_ “We’re all going to end up dead and gone…”_
‘Hands’ is just one track on Tunng’s third album, and second for the Full Time Hobby label, which skirts around subject matter most horrid in a fashion that feels paradoxically perfect. Gentle and steady, Good Arrows reveals itself via a series of vignettes, a procession of stripped layers, each another insight into the collective mindset of an outfit tied to folk traditions archaic but progressive enough compositionally to cut it with the movers and shakers of the most contemporary maverick circles. It’s an album sufficiently laced with despair to render the not-committed listener uncomfortable; delve deeper, though, to where the darkness makes way for an eerie underworld glow, and the record’s beauty emerges.

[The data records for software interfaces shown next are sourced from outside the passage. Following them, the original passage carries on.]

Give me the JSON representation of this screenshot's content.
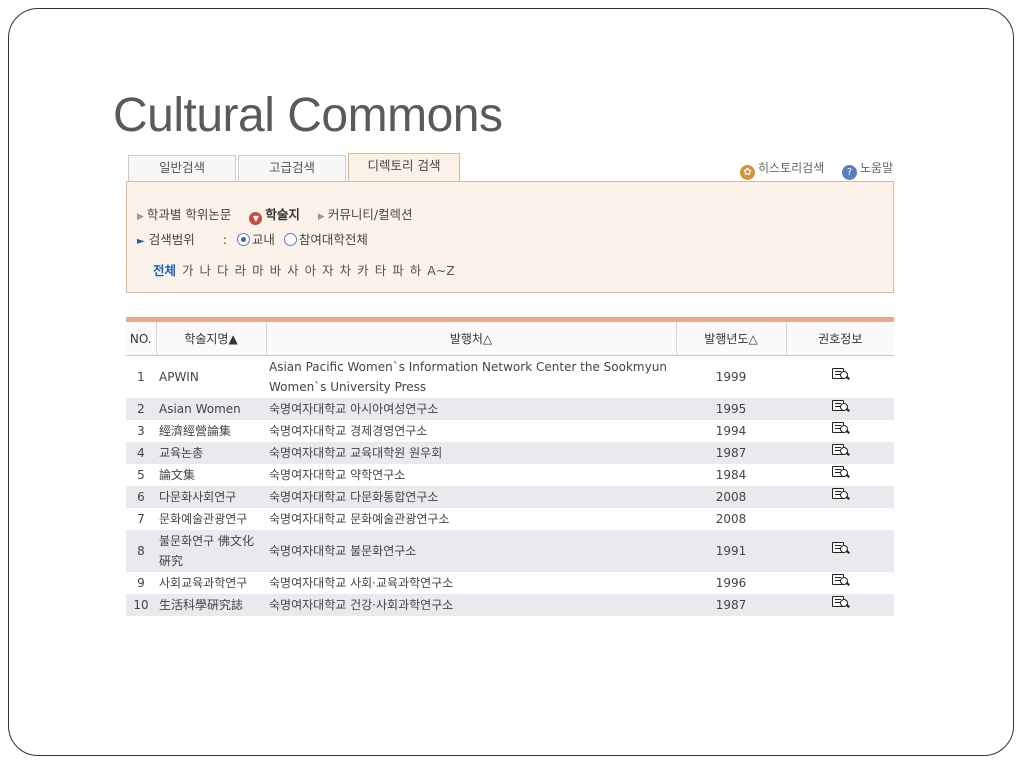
{
  "slide": {
    "title": "Cultural Commons"
  },
  "tabs": [
    {
      "label": "일반검색"
    },
    {
      "label": "고급검색"
    },
    {
      "label": "디렉토리 검색"
    }
  ],
  "utility": {
    "history": "히스토리검색",
    "hint": "노움말"
  },
  "filter": {
    "categories": [
      "학과별 학위논문",
      "학술지",
      "커뮤니티/컬렉션"
    ],
    "scope_label": "검색범위",
    "scope_sep": ":",
    "scope_options": [
      "교내",
      "참여대학전체"
    ],
    "letters": [
      "전체",
      "가",
      "나",
      "다",
      "라",
      "마",
      "바",
      "사",
      "아",
      "자",
      "차",
      "카",
      "타",
      "파",
      "하",
      "A~Z"
    ]
  },
  "table": {
    "headers": [
      "NO.",
      "학술지명▲",
      "발행처△",
      "발행년도△",
      "권호정보"
    ],
    "rows": [
      {
        "no": "1",
        "name": "APWIN",
        "publisher": "Asian Pacific Women`s Information Network Center the Sookmyun Women`s University Press",
        "year": "1999",
        "info": true
      },
      {
        "no": "2",
        "name": "Asian Women",
        "publisher": "숙명여자대학교 아시아여성연구소",
        "year": "1995",
        "info": true
      },
      {
        "no": "3",
        "name": "經濟經營論集",
        "publisher": "숙명여자대학교 경제경영연구소",
        "year": "1994",
        "info": true
      },
      {
        "no": "4",
        "name": "교육논총",
        "publisher": "숙명여자대학교 교육대학원 원우회",
        "year": "1987",
        "info": true
      },
      {
        "no": "5",
        "name": "論文集",
        "publisher": "숙명여자대학교 약학연구소",
        "year": "1984",
        "info": true
      },
      {
        "no": "6",
        "name": "다문화사회연구",
        "publisher": "숙명여자대학교 다문화통합연구소",
        "year": "2008",
        "info": true
      },
      {
        "no": "7",
        "name": "문화예술관광연구",
        "publisher": "숙명여자대학교 문화예술관광연구소",
        "year": "2008",
        "info": false
      },
      {
        "no": "8",
        "name": "불문화연구 佛文化硏究",
        "publisher": "숙명여자대학교 불문화연구소",
        "year": "1991",
        "info": true
      },
      {
        "no": "9",
        "name": "사회교육과학연구",
        "publisher": "숙명여자대학교 사회·교육과학연구소",
        "year": "1996",
        "info": true
      },
      {
        "no": "10",
        "name": "生活科學硏究誌",
        "publisher": "숙명여자대학교 건강·사회과학연구소",
        "year": "1987",
        "info": true
      }
    ]
  },
  "icons": {
    "info": "book-magnifier-icon",
    "history": "history-search-icon",
    "hint": "help-icon"
  },
  "colors": {
    "panel_bg": "#fbf3ea",
    "panel_border": "#d8b89a",
    "table_accent": "#e5a98c",
    "letter_active": "#1d5fb5"
  }
}
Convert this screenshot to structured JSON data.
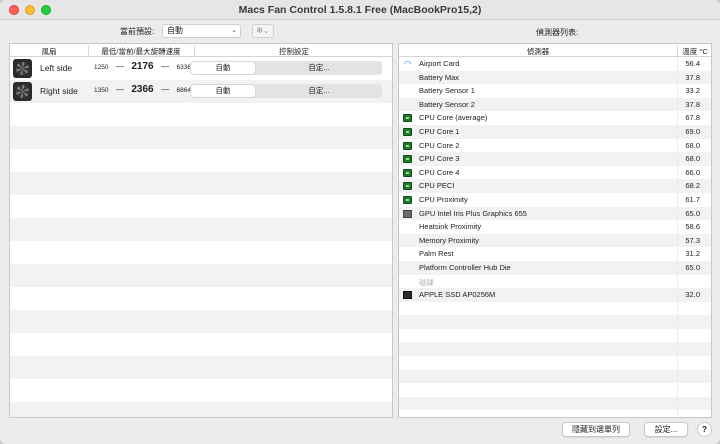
{
  "window": {
    "title": "Macs Fan Control 1.5.8.1 Free (MacBookPro15,2)"
  },
  "toolbar": {
    "preset_label": "當前預設:",
    "preset_value": "自動",
    "preset_chevron": "⌄",
    "gear_glyph": "✻⌄",
    "sensors_list_label": "偵測器列表:"
  },
  "fans_table": {
    "headers": {
      "fan": "風扇",
      "speed": "最低/當前/最大旋轉速度",
      "control": "控制設定"
    },
    "rows": [
      {
        "name": "Left side",
        "min": "1250",
        "current": "2176",
        "max": "6336",
        "auto_label": "自動",
        "custom_label": "自定..."
      },
      {
        "name": "Right side",
        "min": "1350",
        "current": "2366",
        "max": "6864",
        "auto_label": "自動",
        "custom_label": "自定..."
      }
    ],
    "dash": "—"
  },
  "sensors_table": {
    "headers": {
      "sensor": "偵測器",
      "temp": "溫度 °C"
    },
    "rows": [
      {
        "icon": "wifi-icon",
        "name": "Airport Card",
        "value": "56.4",
        "muted": false
      },
      {
        "icon": "",
        "name": "Battery Max",
        "value": "37.8",
        "muted": false
      },
      {
        "icon": "",
        "name": "Battery Sensor 1",
        "value": "33.2",
        "muted": false
      },
      {
        "icon": "",
        "name": "Battery Sensor 2",
        "value": "37.8",
        "muted": false
      },
      {
        "icon": "chip-icon",
        "name": "CPU Core (average)",
        "value": "67.8",
        "muted": false
      },
      {
        "icon": "chip-icon",
        "name": "CPU Core 1",
        "value": "69.0",
        "muted": false
      },
      {
        "icon": "chip-icon",
        "name": "CPU Core 2",
        "value": "68.0",
        "muted": false
      },
      {
        "icon": "chip-icon",
        "name": "CPU Core 3",
        "value": "68.0",
        "muted": false
      },
      {
        "icon": "chip-icon",
        "name": "CPU Core 4",
        "value": "66.0",
        "muted": false
      },
      {
        "icon": "chip-icon",
        "name": "CPU PECI",
        "value": "68.2",
        "muted": false
      },
      {
        "icon": "chip-icon",
        "name": "CPU Proximity",
        "value": "61.7",
        "muted": false
      },
      {
        "icon": "gpu-icon",
        "name": "GPU Intel Iris Plus Graphics 655",
        "value": "65.0",
        "muted": false
      },
      {
        "icon": "",
        "name": "Heatsink Proximity",
        "value": "58.6",
        "muted": false
      },
      {
        "icon": "",
        "name": "Memory Proximity",
        "value": "57.3",
        "muted": false
      },
      {
        "icon": "",
        "name": "Palm Rest",
        "value": "31.2",
        "muted": false
      },
      {
        "icon": "",
        "name": "Platform Controller Hub Die",
        "value": "65.0",
        "muted": false
      },
      {
        "icon": "",
        "name": "磁碟",
        "value": "",
        "muted": true
      },
      {
        "icon": "ssd-icon",
        "name": "APPLE SSD AP0256M",
        "value": "32.0",
        "muted": false
      }
    ]
  },
  "footer": {
    "hide_to_menu": "隱藏到選單列",
    "settings": "設定...",
    "help": "?"
  },
  "colors": {
    "wifi": "#1b84f0",
    "chip": "#1d7a2c",
    "close": "#ff5f57",
    "minimize": "#febc2e",
    "maximize": "#28c840"
  }
}
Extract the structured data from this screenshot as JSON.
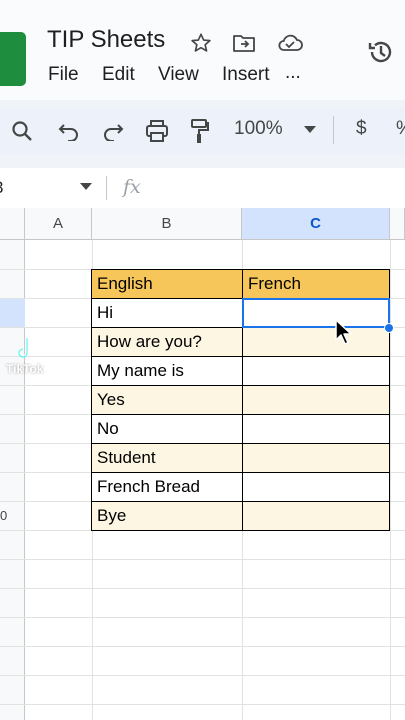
{
  "app": {
    "title": "TIP Sheets",
    "menu": [
      "File",
      "Edit",
      "View",
      "Insert",
      "..."
    ]
  },
  "toolbar": {
    "zoom": "100%",
    "currency": "$",
    "percent": "%"
  },
  "formula_bar": {
    "name_box": "3",
    "fx_label": "fx"
  },
  "sheet": {
    "columns": [
      "A",
      "B",
      "C"
    ],
    "row_label_visible": "0",
    "table": {
      "headers": [
        "English",
        "French"
      ],
      "rows": [
        {
          "english": "Hi",
          "french": ""
        },
        {
          "english": "How are you?",
          "french": ""
        },
        {
          "english": "My name is",
          "french": ""
        },
        {
          "english": "Yes",
          "french": ""
        },
        {
          "english": "No",
          "french": ""
        },
        {
          "english": "Student",
          "french": ""
        },
        {
          "english": "French Bread",
          "french": ""
        },
        {
          "english": "Bye",
          "french": ""
        }
      ]
    }
  },
  "watermark": "TikTok",
  "colors": {
    "header_fill": "#f6c65b",
    "alt_row_fill": "#fdf6e3",
    "selected_border": "#1a73e8",
    "selected_col_header": "#d3e3fd"
  }
}
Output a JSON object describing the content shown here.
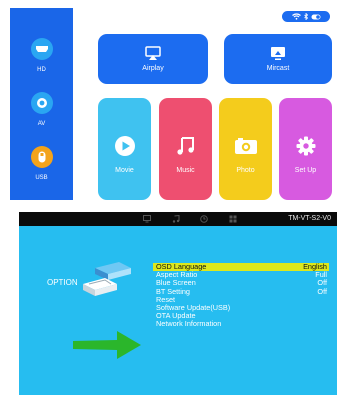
{
  "sidebar": {
    "items": [
      {
        "label": "HD",
        "icon": "hdmi-icon",
        "color": "#2aa6f2"
      },
      {
        "label": "AV",
        "icon": "av-icon",
        "color": "#2aa6f2"
      },
      {
        "label": "USB",
        "icon": "usb-icon",
        "color": "#f3a31b"
      }
    ]
  },
  "status": {
    "icons": [
      "wifi-icon",
      "bluetooth-icon",
      "toggle-icon"
    ]
  },
  "tiles": {
    "airplay": {
      "label": "Airplay",
      "icon": "airplay-icon"
    },
    "mircast": {
      "label": "Mircast",
      "icon": "cast-icon"
    },
    "movie": {
      "label": "Movie",
      "icon": "play-icon"
    },
    "music": {
      "label": "Music",
      "icon": "music-note-icon"
    },
    "photo": {
      "label": "Photo",
      "icon": "camera-icon"
    },
    "setup": {
      "label": "Set Up",
      "icon": "gear-icon"
    }
  },
  "osd": {
    "model": "TM-VT-S2-V0",
    "topbar_icons": [
      "tv-icon",
      "music-icon",
      "clock-icon",
      "grid-icon"
    ],
    "option_title": "OPTION",
    "menu": [
      {
        "label": "OSD Language",
        "value": "English",
        "selected": true
      },
      {
        "label": "Aspect Ratio",
        "value": "Full"
      },
      {
        "label": "Blue Screen",
        "value": "Off"
      },
      {
        "label": "BT Setting",
        "value": "Off"
      },
      {
        "label": "Reset",
        "value": ""
      },
      {
        "label": "Software Update(USB)",
        "value": ""
      },
      {
        "label": "OTA Update",
        "value": ""
      },
      {
        "label": "Network Information",
        "value": ""
      }
    ],
    "colors": {
      "background": "#26bdf0",
      "highlight": "#dde81c",
      "arrow": "#2bb62b"
    }
  }
}
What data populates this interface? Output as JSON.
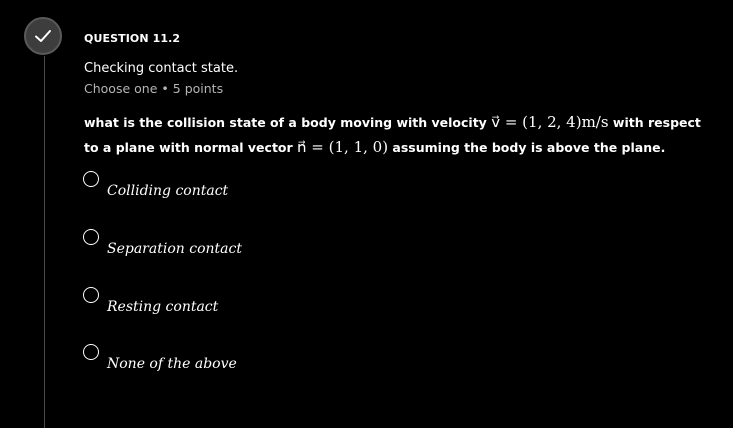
{
  "question": {
    "number_label": "QUESTION 11.2",
    "title": "Checking contact state.",
    "type_text": "Choose one",
    "points_text": "5 points",
    "body_parts": {
      "p1": "what is the collision state of a body moving with velocity",
      "velocity_math": "v⃗ = (1, 2, 4)m/s",
      "p2": "with respect  to a plane with normal  vector",
      "normal_math": "n⃗ = (1, 1, 0)",
      "p3": "assuming the body is above the plane."
    }
  },
  "options": [
    {
      "label": "Colliding contact"
    },
    {
      "label": "Separation contact"
    },
    {
      "label": "Resting contact"
    },
    {
      "label": "None of the above"
    }
  ],
  "status_icon": "check-icon",
  "colors": {
    "background": "#000000",
    "text": "#ffffff",
    "muted_text": "#b5b5b5",
    "status_circle": "#3d3d3d",
    "timeline": "#4a4a4a"
  }
}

With little in the way of bleeps and beats present, the previous albatross about the band’s neck that was the ‘folktronica’ tag – trademarked by Four Tet circa Rounds by our reckoning – has been lifted clean and clear from view; instead, a measured sparseness characterises Good Arrows, the gaps in sound giving the strums and clicks about the nothingness room to breath and evolve, to creep stealthily into the synapses with silken poise. Never rushed, the album runs to a curt and tidy 43 minutes and 11 tracks; it’s a snapshot of a group forever moving onwards, taking cues from the past to progress to a plateau of creativity rare in the folk field. ‘King’ and ‘Bullets’ (all song titles are single-worded) echo the melancholic overtones of the opening quote, but while the lyrics of Good Arrows could be interpreted as the musing of a manic depressive, there’s a glee in the make-up of these songs that permeates any lingering suggestion of doom and gloom. ‘Bullets’ may speak of the spilling of blood and guts, but set to a jaunty back-beat it’s quite the toe-tapper.
As _‘Cans’ trickles to an end, and in doing so closes the album, laughter can be heard beneath the chiming of a church bell; chatter and merriment, the socialising of many for a sole cause. It’s an almost celebratory climax, and one that sees the listener home with a smile intact. Go round again and the same demons emerge; look closer, though, and you’ll notice that they, too, are grinning wickedly.
Dead and gone? Sure, eventually. But from the point of view of sparkling creativity, Tunng are far from a faded force, and Good Arrows can only further their already blossoming reputation as a domestic act to cherish.
8Mike Diver's Score